I manage my music with iTunes (why iTunes?) on a desktop, and I use a Raspberry Pi 3 B+ with a USB harddrive running minidlna as a music media server in my living room. I have weekly script that copies my iTunes folder onto that Raspberry Pi. This makes all my music available, but it doesn't make my playlists available.
There are a few available programs that do a similar task, but none that I found were written in a way that could run without worry on my Raspberry Pi.
This project is written in C and built to run quickly on Linux/Raspberry Pi.
I do not consider this fully tested. I am now running it unattended to create my playlists on the Raspberry Pi that serves as my home media hub and it works for me, which is no substitute for being well tested. What this needs is some other folks to use it with iTunes Music Library XML files of different sizes and playlists.
The following contain the same files, with the same UNIX line endings. These are updated automatically whenever I run 'make install' in my Ubuntu development environment (which has a more permanent link to this web server than my laptop).
Licensed under CDDL 1.0.
To run playlister on Raspbian (or other Debian based distros) requires this package to be installed:
UNIX is UNIX for the most part. Though this is primarily built to run on a Raspberry Pi 3, Playlister was developed on my MacBook Air running macOS Mojave 10.14.6, and first compiled with XCode command line tools. Once the principle program was done and running on macOS, I checked out the code under Raspbian Buster and made the few adjustments. Compiles and tests are verified on:
|macOS||Catalina (see Future)||x86_64|
Details on compiling playlister.

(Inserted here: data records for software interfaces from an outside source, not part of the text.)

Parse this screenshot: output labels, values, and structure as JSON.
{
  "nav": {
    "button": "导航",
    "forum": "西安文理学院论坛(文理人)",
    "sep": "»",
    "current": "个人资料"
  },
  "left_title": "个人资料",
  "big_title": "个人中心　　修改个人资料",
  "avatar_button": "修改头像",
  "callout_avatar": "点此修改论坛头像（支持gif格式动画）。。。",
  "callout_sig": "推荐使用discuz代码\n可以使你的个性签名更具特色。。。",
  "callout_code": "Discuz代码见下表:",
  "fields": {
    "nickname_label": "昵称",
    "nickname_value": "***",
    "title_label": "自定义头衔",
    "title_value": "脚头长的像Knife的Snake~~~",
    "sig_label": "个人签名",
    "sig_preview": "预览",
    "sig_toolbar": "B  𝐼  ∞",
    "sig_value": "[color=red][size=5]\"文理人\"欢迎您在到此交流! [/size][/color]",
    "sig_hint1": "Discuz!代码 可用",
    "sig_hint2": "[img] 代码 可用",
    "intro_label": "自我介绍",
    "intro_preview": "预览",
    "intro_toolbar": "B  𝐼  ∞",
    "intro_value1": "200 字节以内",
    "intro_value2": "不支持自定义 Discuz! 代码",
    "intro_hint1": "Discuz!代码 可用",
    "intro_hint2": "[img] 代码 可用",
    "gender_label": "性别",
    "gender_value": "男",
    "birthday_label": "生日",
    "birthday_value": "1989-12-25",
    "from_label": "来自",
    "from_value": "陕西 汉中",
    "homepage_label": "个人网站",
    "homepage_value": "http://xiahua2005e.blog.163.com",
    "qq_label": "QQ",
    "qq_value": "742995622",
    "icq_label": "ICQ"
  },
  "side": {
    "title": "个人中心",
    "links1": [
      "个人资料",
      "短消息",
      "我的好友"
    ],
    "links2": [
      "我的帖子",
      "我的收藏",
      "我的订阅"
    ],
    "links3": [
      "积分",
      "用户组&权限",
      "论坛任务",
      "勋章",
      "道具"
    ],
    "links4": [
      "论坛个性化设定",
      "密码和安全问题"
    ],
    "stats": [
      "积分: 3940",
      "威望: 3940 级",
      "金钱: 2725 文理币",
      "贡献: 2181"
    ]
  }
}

$ ./playlister --help playlister: Version 0.6.45 Extract playlists from iTunes Music Library.xml to m3u License: see --about -c --config Configuration File. --format (m3u|extm3u) m3u format, whether or not to include extended format (not compatible with all players). --verify Verify existance of output (warn/omit if not found). --randomize Randomize m3u ouput. -x --xml <file> iTunes XML file. -r --rempath <path> Original Path in iTunes XML (to remove from output filenames). -n --newpath <path> New Path to prefix on output filenames. -o --output <path> Path to place generated playlists. -X --extension <ext> Playlist extension (defaults to m3u). --nolist Remove all lists (like from a config). -l --list Playlist to include (can use multiple times). -v --verbose More verbose. -q --quiet Less verbose. -h -? --help This help. --about Copyright and License Information
The following shows the search order, using the default executable name.
In the examples above, if playlister were renamed to it2m3u the first thing searched would be $(HOME)/.it2m3u.conf. I called the program Playlister. It compiles as playlister. If you change the name of the compiled file, it will look for a differently named configuration file. That may have been a bad idea, but it is what I did. This can be overridden by simply using the command line option instead. All of these will be checked, even if you supply a full path on the command line.
Sample Configuration file:
# Sample playlister configuration file. itunesxml = /path/to/iTunes/iTunes Music Library.xml output_dir = /path/to/create/m3u/playlists extension = m3u # This is the default setting verify = no # This is the default setting format = m3u # This is the default setting, also support extm3u location_remove = C:\Users\windowsuser\Music\iTunes location_replace = /path/to/iTunes [lists] Downloaded Recently Added
Playlists will only be created for those listed in [lists].
This program compiles and even works on Catalina, however, iTunes no longer works on Catalina. It was replaced by Apple Music. Apple Music can manually output an XML share file, similar to iTunes, but it no longer has the ability to create one on every library change.
I'm looking into the binary file that Apple Music uses for Library management on macOS Catalina. I'm currently in the process of figuring out what is inside that file.
If you download and use this, I want to know about your experience.
Unless this extremely niche use-case blows up, I will reply (unless you specifically ask me not to).